● **WHAT YOU SHOULD DO**
Omit the pictures, then reproduce exactly the line bearing "Transcribe this image's" and every line after it up to and including the last line of the entries below.

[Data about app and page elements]

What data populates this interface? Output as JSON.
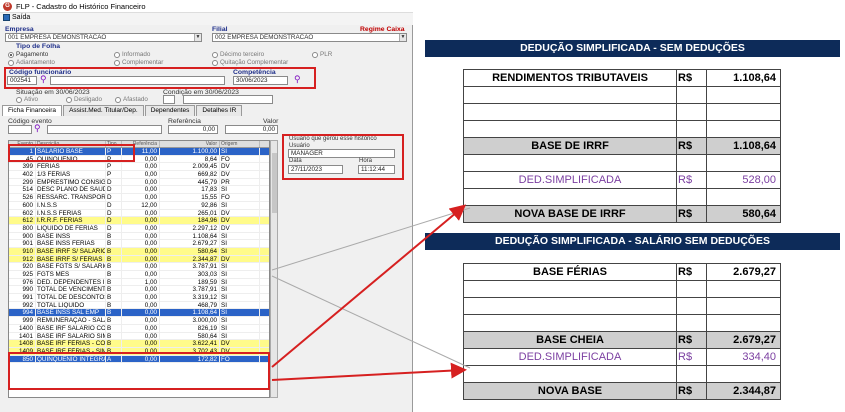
{
  "window": {
    "title": "FLP - Cadastro do Histórico Financeiro",
    "exit_label": "Saída"
  },
  "form": {
    "empresa_label": "Empresa",
    "empresa_value": "001 EMPRESA DEMONSTRACAO",
    "filial_label": "Filial",
    "filial_value": "002 EMPRESA DEMONSTRACAO",
    "regime_label": "Regime Caixa",
    "tipo_folha_label": "Tipo de Folha",
    "radios": [
      "Pagamento",
      "Informado",
      "Décimo terceiro",
      "PLR",
      "Adiantamento",
      "Complementar",
      "Quitação Complementar"
    ],
    "codigo_label": "Código funcionário",
    "codigo_value": "002541",
    "competencia_label": "Competência",
    "competencia_value": "30/06/2023",
    "situacao_label": "Situação em  30/06/2023",
    "condicao_label": "Condição em 30/06/2023",
    "situacao_options": [
      "Ativo",
      "Desligado",
      "Afastado"
    ]
  },
  "tabs": [
    "Ficha Financeira",
    "Assist.Med. Titular/Dep.",
    "Dependentes",
    "Detalhes IR"
  ],
  "filters": {
    "codigo_evento_label": "Código evento",
    "referencia_label": "Referência",
    "valor_label": "Valor",
    "referencia_value": "0,00",
    "valor_value": "0,00"
  },
  "grid": {
    "headers": [
      "Evento",
      "Descrição",
      "Tipo",
      "Referência",
      "Valor",
      "Origem"
    ],
    "rows": [
      {
        "ev": "1",
        "desc": "SALARIO BASE",
        "tipo": "P",
        "ref": "11,00",
        "val": "1.100,00",
        "orig": "SI",
        "style": "blue"
      },
      {
        "ev": "45",
        "desc": "QUINQUENIO",
        "tipo": "P",
        "ref": "0,00",
        "val": "8,64",
        "orig": "FO",
        "style": "white"
      },
      {
        "ev": "399",
        "desc": "FERIAS",
        "tipo": "P",
        "ref": "0,00",
        "val": "2.009,45",
        "orig": "DV",
        "style": "white"
      },
      {
        "ev": "402",
        "desc": "1/3 FERIAS",
        "tipo": "P",
        "ref": "0,00",
        "val": "669,82",
        "orig": "DV",
        "style": "white"
      },
      {
        "ev": "299",
        "desc": "EMPRESTIMO CONSIGN...",
        "tipo": "D",
        "ref": "0,00",
        "val": "445,79",
        "orig": "PR",
        "style": "white"
      },
      {
        "ev": "514",
        "desc": "DESC PLANO DE SAUDE",
        "tipo": "D",
        "ref": "0,00",
        "val": "17,83",
        "orig": "SI",
        "style": "white"
      },
      {
        "ev": "526",
        "desc": "RESSARC. TRANSPORTE",
        "tipo": "D",
        "ref": "0,00",
        "val": "15,55",
        "orig": "FO",
        "style": "white"
      },
      {
        "ev": "600",
        "desc": "I.N.S.S",
        "tipo": "D",
        "ref": "12,00",
        "val": "92,86",
        "orig": "SI",
        "style": "white"
      },
      {
        "ev": "602",
        "desc": "I.N.S.S FERIAS",
        "tipo": "D",
        "ref": "0,00",
        "val": "265,01",
        "orig": "DV",
        "style": "white"
      },
      {
        "ev": "612",
        "desc": "I.R.R.F. FERIAS",
        "tipo": "D",
        "ref": "0,00",
        "val": "184,96",
        "orig": "DV",
        "style": "yellow"
      },
      {
        "ev": "800",
        "desc": "LIQUIDO DE FERIAS",
        "tipo": "D",
        "ref": "0,00",
        "val": "2.297,12",
        "orig": "DV",
        "style": "white"
      },
      {
        "ev": "900",
        "desc": "BASE INSS",
        "tipo": "B",
        "ref": "0,00",
        "val": "1.108,64",
        "orig": "SI",
        "style": "white"
      },
      {
        "ev": "901",
        "desc": "BASE INSS FERIAS",
        "tipo": "B",
        "ref": "0,00",
        "val": "2.679,27",
        "orig": "SI",
        "style": "white"
      },
      {
        "ev": "910",
        "desc": "BASE IRRF S/ SALÁRIOS",
        "tipo": "B",
        "ref": "0,00",
        "val": "580,64",
        "orig": "SI",
        "style": "yellow"
      },
      {
        "ev": "912",
        "desc": "BASE IRRF S/ FÉRIAS",
        "tipo": "B",
        "ref": "0,00",
        "val": "2.344,87",
        "orig": "DV",
        "style": "yellow"
      },
      {
        "ev": "920",
        "desc": "BASE FGTS S/ SALARIO",
        "tipo": "B",
        "ref": "0,00",
        "val": "3.787,91",
        "orig": "SI",
        "style": "white"
      },
      {
        "ev": "925",
        "desc": "FGTS MES",
        "tipo": "B",
        "ref": "0,00",
        "val": "303,03",
        "orig": "SI",
        "style": "white"
      },
      {
        "ev": "976",
        "desc": "DED. DEPENDENTES IRF",
        "tipo": "B",
        "ref": "1,00",
        "val": "189,59",
        "orig": "SI",
        "style": "white"
      },
      {
        "ev": "990",
        "desc": "TOTAL DE VENCIMENTOS",
        "tipo": "B",
        "ref": "0,00",
        "val": "3.787,91",
        "orig": "SI",
        "style": "white"
      },
      {
        "ev": "991",
        "desc": "TOTAL DE DESCONTOS",
        "tipo": "B",
        "ref": "0,00",
        "val": "3.319,12",
        "orig": "SI",
        "style": "white"
      },
      {
        "ev": "992",
        "desc": "TOTAL LIQUIDO",
        "tipo": "B",
        "ref": "0,00",
        "val": "468,79",
        "orig": "SI",
        "style": "white"
      },
      {
        "ev": "994",
        "desc": "BASE INSS SAL EMP",
        "tipo": "B",
        "ref": "0,00",
        "val": "1.108,64",
        "orig": "SI",
        "style": "blue"
      },
      {
        "ev": "999",
        "desc": "REMUNERAÇÃO - SALÁ",
        "tipo": "B",
        "ref": "0,00",
        "val": "3.000,00",
        "orig": "SI",
        "style": "white"
      },
      {
        "ev": "1400",
        "desc": "BASE IRF SALARIO CONV",
        "tipo": "B",
        "ref": "0,00",
        "val": "826,19",
        "orig": "SI",
        "style": "white"
      },
      {
        "ev": "1401",
        "desc": "BASE IRF SALARIO SIMP",
        "tipo": "B",
        "ref": "0,00",
        "val": "580,64",
        "orig": "SI",
        "style": "white"
      },
      {
        "ev": "1408",
        "desc": "BASE IRF FÉRIAS - CONV",
        "tipo": "B",
        "ref": "0,00",
        "val": "3.622,41",
        "orig": "DV",
        "style": "yellow"
      },
      {
        "ev": "1409",
        "desc": "BASE IRF FÉRIAS - SIMP",
        "tipo": "B",
        "ref": "0,00",
        "val": "3.702,43",
        "orig": "DV",
        "style": "yellow"
      },
      {
        "ev": "850",
        "desc": "QUINQUENIO INTEGRAL",
        "tipo": "A",
        "ref": "0,00",
        "val": "172,82",
        "orig": "FO",
        "style": "blue"
      }
    ]
  },
  "historico": {
    "title": "Usuário que gerou esse histórico",
    "usuario_label": "Usuário",
    "usuario_value": "MANAGER",
    "data_label": "Data",
    "data_value": "27/11/2023",
    "hora_label": "Hora",
    "hora_value": "11:12:44"
  },
  "panel1": {
    "banner": "DEDUÇÃO SIMPLIFICADA - SEM DEDUÇÕES",
    "rows": [
      {
        "label": "RENDIMENTOS TRIBUTAVEIS",
        "cur": "R$",
        "val": "1.108,64",
        "style": "bold"
      },
      {
        "label": "",
        "cur": "",
        "val": "",
        "style": "blank"
      },
      {
        "label": "",
        "cur": "",
        "val": "",
        "style": "blank"
      },
      {
        "label": "",
        "cur": "",
        "val": "",
        "style": "blank"
      },
      {
        "label": "BASE DE IRRF",
        "cur": "R$",
        "val": "1.108,64",
        "style": "gray"
      },
      {
        "label": "",
        "cur": "",
        "val": "",
        "style": "blank"
      },
      {
        "label": "DED.SIMPLIFICADA",
        "cur": "R$",
        "val": "528,00",
        "style": "purple"
      },
      {
        "label": "",
        "cur": "",
        "val": "",
        "style": "blank"
      },
      {
        "label": "NOVA BASE DE IRRF",
        "cur": "R$",
        "val": "580,64",
        "style": "gray"
      }
    ]
  },
  "panel2": {
    "banner": "DEDUÇÃO SIMPLIFICADA - SALÁRIO SEM DEDUÇÕES",
    "rows": [
      {
        "label": "BASE FÉRIAS",
        "cur": "R$",
        "val": "2.679,27",
        "style": "bold"
      },
      {
        "label": "",
        "cur": "",
        "val": "",
        "style": "blank"
      },
      {
        "label": "",
        "cur": "",
        "val": "",
        "style": "blank"
      },
      {
        "label": "",
        "cur": "",
        "val": "",
        "style": "blank"
      },
      {
        "label": "BASE CHEIA",
        "cur": "R$",
        "val": "2.679,27",
        "style": "gray"
      },
      {
        "label": "DED.SIMPLIFICADA",
        "cur": "R$",
        "val": "334,40",
        "style": "purple"
      },
      {
        "label": "",
        "cur": "",
        "val": "",
        "style": "blank"
      },
      {
        "label": "NOVA BASE",
        "cur": "R$",
        "val": "2.344,87",
        "style": "gray"
      }
    ]
  },
  "colors": {
    "accent": "#2b63c7",
    "highlight": "#fffb8a",
    "banner": "#0d2b59",
    "annotation": "#d62020",
    "purple": "#7b3fa1"
  }
}
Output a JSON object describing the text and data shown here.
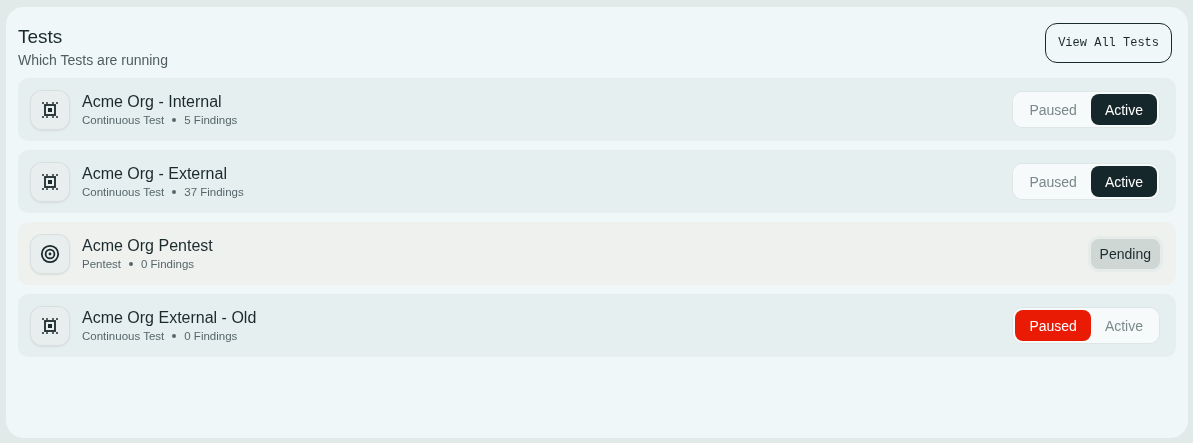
{
  "header": {
    "title": "Tests",
    "subtitle": "Which Tests are running",
    "button": "View All Tests"
  },
  "tests": [
    {
      "kind": "continuous",
      "name": "Acme Org - Internal",
      "type": "Continuous Test",
      "findings": "5 Findings",
      "options": [
        {
          "label": "Paused",
          "kind": "paused",
          "selected": false
        },
        {
          "label": "Active",
          "kind": "active",
          "selected": true
        }
      ]
    },
    {
      "kind": "continuous",
      "name": "Acme Org - External",
      "type": "Continuous Test",
      "findings": "37 Findings",
      "options": [
        {
          "label": "Paused",
          "kind": "paused",
          "selected": false
        },
        {
          "label": "Active",
          "kind": "active",
          "selected": true
        }
      ]
    },
    {
      "kind": "pentest",
      "name": "Acme Org Pentest",
      "type": "Pentest",
      "findings": "0 Findings",
      "status": "Pending"
    },
    {
      "kind": "continuous",
      "name": "Acme Org External - Old",
      "type": "Continuous Test",
      "findings": "0 Findings",
      "options": [
        {
          "label": "Paused",
          "kind": "paused",
          "selected": true
        },
        {
          "label": "Active",
          "kind": "active",
          "selected": false
        }
      ]
    }
  ]
}
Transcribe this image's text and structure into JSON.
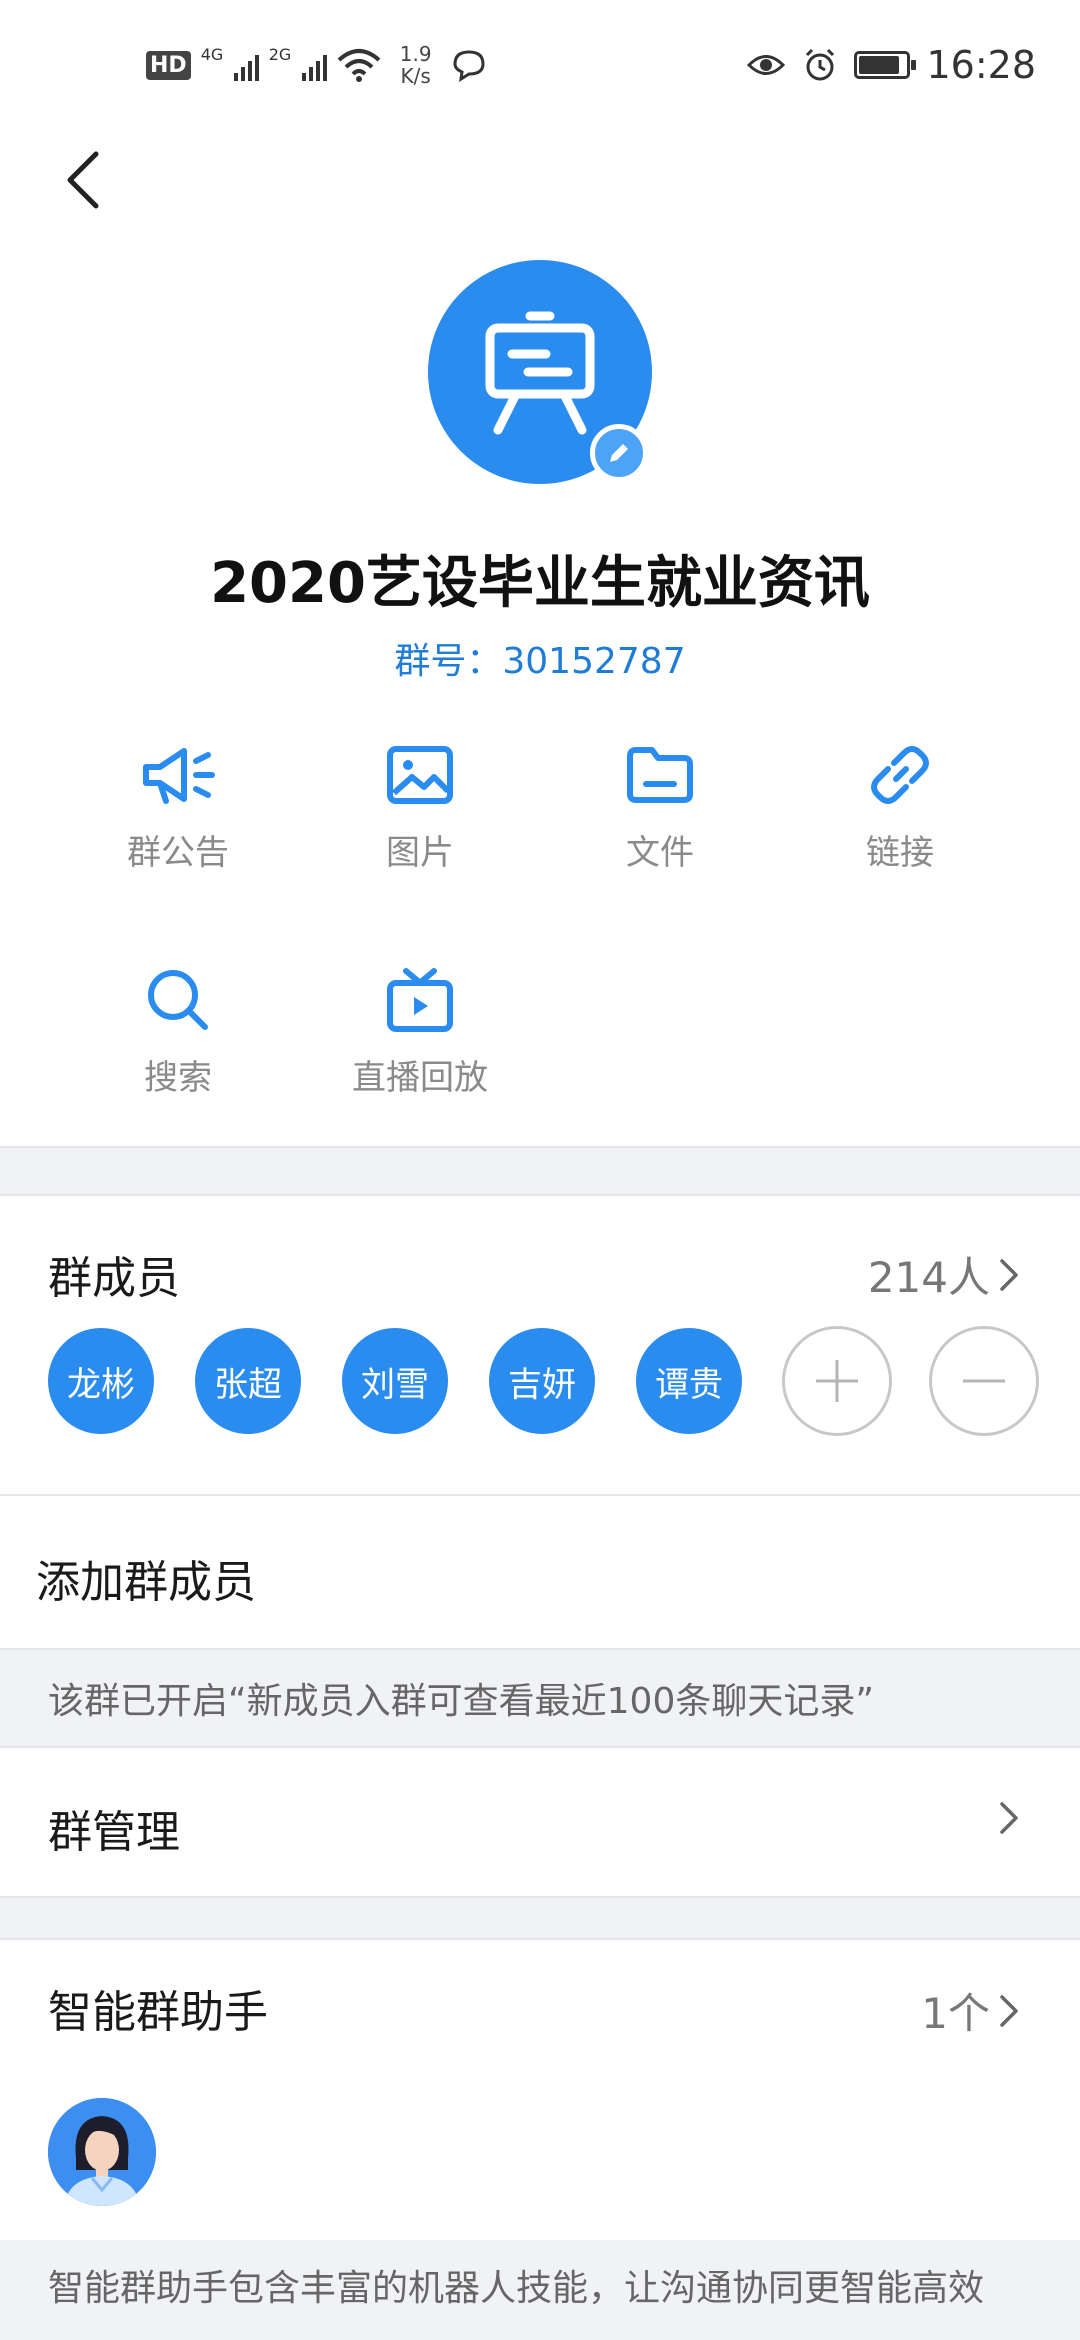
{
  "status_bar": {
    "hd": "HD",
    "net1": "4G",
    "net2": "2G",
    "speed_value": "1.9",
    "speed_unit": "K/s",
    "time": "16:28"
  },
  "group": {
    "name": "2020艺设毕业生就业资讯",
    "id_text": "群号：30152787"
  },
  "tools": [
    {
      "label": "群公告",
      "icon": "megaphone-icon"
    },
    {
      "label": "图片",
      "icon": "image-icon"
    },
    {
      "label": "文件",
      "icon": "folder-icon"
    },
    {
      "label": "链接",
      "icon": "link-icon"
    },
    {
      "label": "搜索",
      "icon": "search-icon"
    },
    {
      "label": "直播回放",
      "icon": "tv-icon"
    }
  ],
  "members_section": {
    "title": "群成员",
    "count": "214人",
    "members": [
      "龙彬",
      "张超",
      "刘雪",
      "吉妍",
      "谭贵"
    ]
  },
  "add_member": "添加群成员",
  "notice": "该群已开启“新成员入群可查看最近100条聊天记录”",
  "manage": "群管理",
  "assistant": {
    "title": "智能群助手",
    "count": "1个",
    "description": "智能群助手包含丰富的机器人技能，让沟通协同更智能高效"
  },
  "colors": {
    "accent": "#2b8cf0",
    "link_text": "#1f7dd6",
    "separator": "#f0f2f5"
  }
}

● **WRITTEN RESPONSE**
Transcribe this image's text and structure into JSON.
{
  "status_bar": {
    "hd": "HD",
    "net1": "4G",
    "net2": "2G",
    "speed_value": "1.9",
    "speed_unit": "K/s",
    "time": "16:28"
  },
  "group": {
    "name": "2020艺设毕业生就业资讯",
    "id_text": "群号：30152787"
  },
  "tools": [
    {
      "label": "群公告",
      "icon": "megaphone-icon"
    },
    {
      "label": "图片",
      "icon": "image-icon"
    },
    {
      "label": "文件",
      "icon": "folder-icon"
    },
    {
      "label": "链接",
      "icon": "link-icon"
    },
    {
      "label": "搜索",
      "icon": "search-icon"
    },
    {
      "label": "直播回放",
      "icon": "tv-icon"
    }
  ],
  "members_section": {
    "title": "群成员",
    "count": "214人",
    "members": [
      "龙彬",
      "张超",
      "刘雪",
      "吉妍",
      "谭贵"
    ]
  },
  "add_member": "添加群成员",
  "notice": "该群已开启“新成员入群可查看最近100条聊天记录”",
  "manage": "群管理",
  "assistant": {
    "title": "智能群助手",
    "count": "1个",
    "description": "智能群助手包含丰富的机器人技能，让沟通协同更智能高效"
  },
  "colors": {
    "accent": "#2b8cf0",
    "link_text": "#1f7dd6",
    "separator": "#f0f2f5"
  }
}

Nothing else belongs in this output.